(Reuters) - The Nikkei average slipped on Thursday to pull back from a three-week closing high hit the previous day, hurt by worries that turmoil in Europe will keep the euro weak and hurt Japanese exporters.

The yen's strength against the euro is not seen as a temporary, short-term problem and it's pressuring the market, said Yutaka Miura, a senior technical analyst at Mizuho Securities.

The focus this year is on whether Europe's debt problems will be settled and when those problems will begin to impact the United States. There are no other themes this year except Europe.

The euro was trading just above 99 yen on Thursday, near an 11-year low.

The Nikkei .N225 lost 0.8 percent to 8,488.71, breaking below its 25-day moving average of 8,503 after gaining 1.2 percent in the previous session.

The broader Topix .TOPX slipped 0.9 percent to 736.28.

Major steelmakers came under pressure after a report that Toyota Motor Corp (7203.T) is seeking a cut in steel prices of about 5,000 yen ($65) per tonne from Nippon Steel Corp (5401.T) and its peers.

Nippon Steel shed 2.1 percent to 191 yen after also saying it will book an 84.6 billion yen ($1.10 billion) appraisal loss on its shareholdings for October-December.

JFE Holdings (5411.T) shed 2.2 percent and Nisshin Steel Co (5407.T) fell 1.7 percent.

Elpida Memory (6665.T) sank 7.4 percent to 350 yen after a newspaper said it is seeking $500 million in aid, the latest development in its fight for survival amid tumbling product prices and heavy competition from Asian rivals.

The Yomiuri newspaper said Elpida is also considering asking for help from Toshiba Corp (6502.T). Elpida declined to comment, while Toshiba President Norio Sasaki told reporters he had been approached by various parties about giving support to Elpida.

In the absence of breaking news out of Europe, market participants are focusing on new economic data from the United States for more signs of life in the world's largest economy.

The key point here is if positive economic data will make the market confident about a U.S. economic recovery and whether there is any impact on the dollar, said Hiroyuki Fukunaga, CEO of Investrust, on U.S. jobs data due out later this week.

Trading was light, with 1.26 billion shares changing hands on the main board, down from Wednesday's 1.44 billion.

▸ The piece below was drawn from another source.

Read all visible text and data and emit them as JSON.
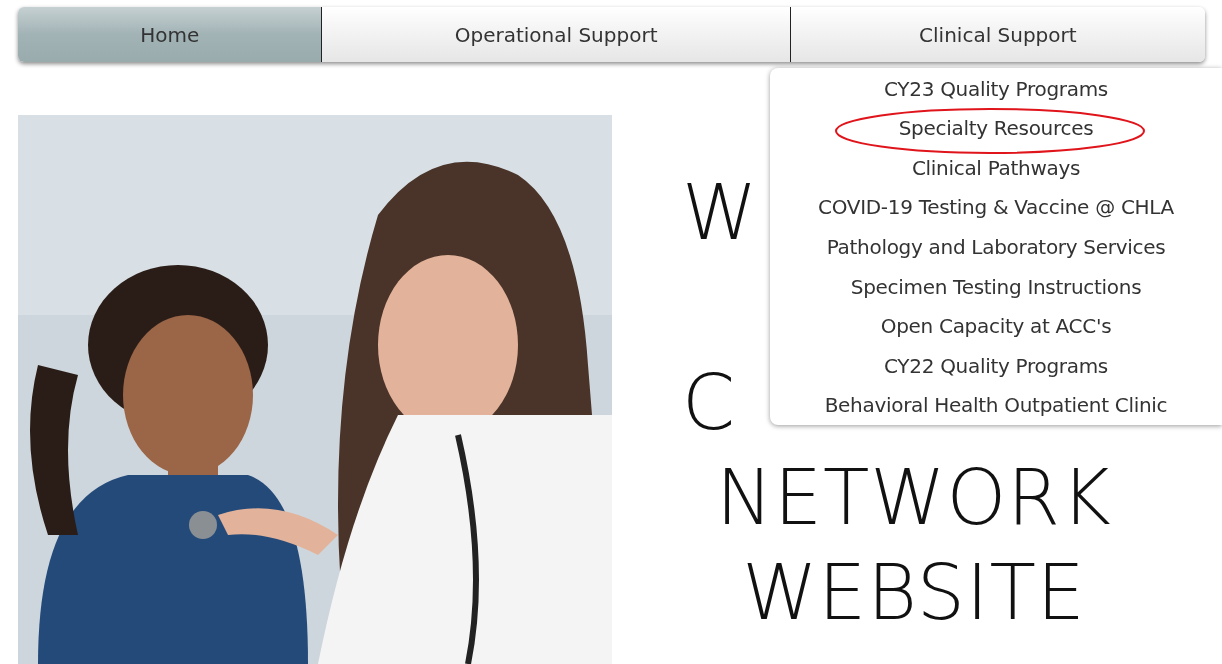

Declining shares outpaced advancing issues 1,144 to 414.


Investor sentiment is still fixed on the massive debt refinancing in Europe early this year, and that mentality will not change unless there is positive news out of that region and also significant reconstruction spending in Japan, said Hajime Nakajima, a sales trader at Cosmo Securities in Osaka.

Nakajima said reconstruction spending on infrastructure, as well as a broad recovery in corporate earnings, will be key for Japan to weather Europe's financial woes.

Nomura said it expects Japanese equities to rebound in the first half of 2012, with the Nikkei going above 10,000, more than 17 percent above its current level.

In 2012 H1, we expect good news in the form of an easing of financial concerns in Europe and greater-than-expected strength of the global economy and emerging economies in particular, and we thus expect the Japanese stock market to be driven by trading companies, machinery, electronics/precision and financials, Nomura wrote in a note.

Although the Topix 500 .TOPX500 carries a similar 12-month forward price-earnings valuation of 11.7 to the U.S. S&P 500 .SPX, nearly 60 percent of Japanese companies are trading below their net asset value, data from Thomson Reuters Datastream showed.

That compares with 15 percent of the S&P 500 firms carrying a one-year forward price-book ratio of below 1.